## [Entries shown]
☆ ☆ ☆

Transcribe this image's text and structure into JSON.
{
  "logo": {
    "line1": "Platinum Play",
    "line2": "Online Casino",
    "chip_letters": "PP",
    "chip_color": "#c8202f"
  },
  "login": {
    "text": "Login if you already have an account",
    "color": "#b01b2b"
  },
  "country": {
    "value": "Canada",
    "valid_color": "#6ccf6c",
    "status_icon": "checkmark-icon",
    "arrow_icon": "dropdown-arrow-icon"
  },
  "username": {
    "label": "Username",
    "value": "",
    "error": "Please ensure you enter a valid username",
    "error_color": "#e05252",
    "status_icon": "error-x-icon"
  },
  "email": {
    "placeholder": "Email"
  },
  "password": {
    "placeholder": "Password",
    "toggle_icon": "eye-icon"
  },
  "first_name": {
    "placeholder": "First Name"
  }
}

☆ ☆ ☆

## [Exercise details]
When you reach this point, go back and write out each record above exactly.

## [Answer box]
Transcribe this image's text and structure into JSON.
{
  "logo": {
    "line1": "Platinum Play",
    "line2": "Online Casino",
    "chip_letters": "PP",
    "chip_color": "#c8202f"
  },
  "login": {
    "text": "Login if you already have an account",
    "color": "#b01b2b"
  },
  "country": {
    "value": "Canada",
    "valid_color": "#6ccf6c",
    "status_icon": "checkmark-icon",
    "arrow_icon": "dropdown-arrow-icon"
  },
  "username": {
    "label": "Username",
    "value": "",
    "error": "Please ensure you enter a valid username",
    "error_color": "#e05252",
    "status_icon": "error-x-icon"
  },
  "email": {
    "placeholder": "Email"
  },
  "password": {
    "placeholder": "Password",
    "toggle_icon": "eye-icon"
  },
  "first_name": {
    "placeholder": "First Name"
  }
}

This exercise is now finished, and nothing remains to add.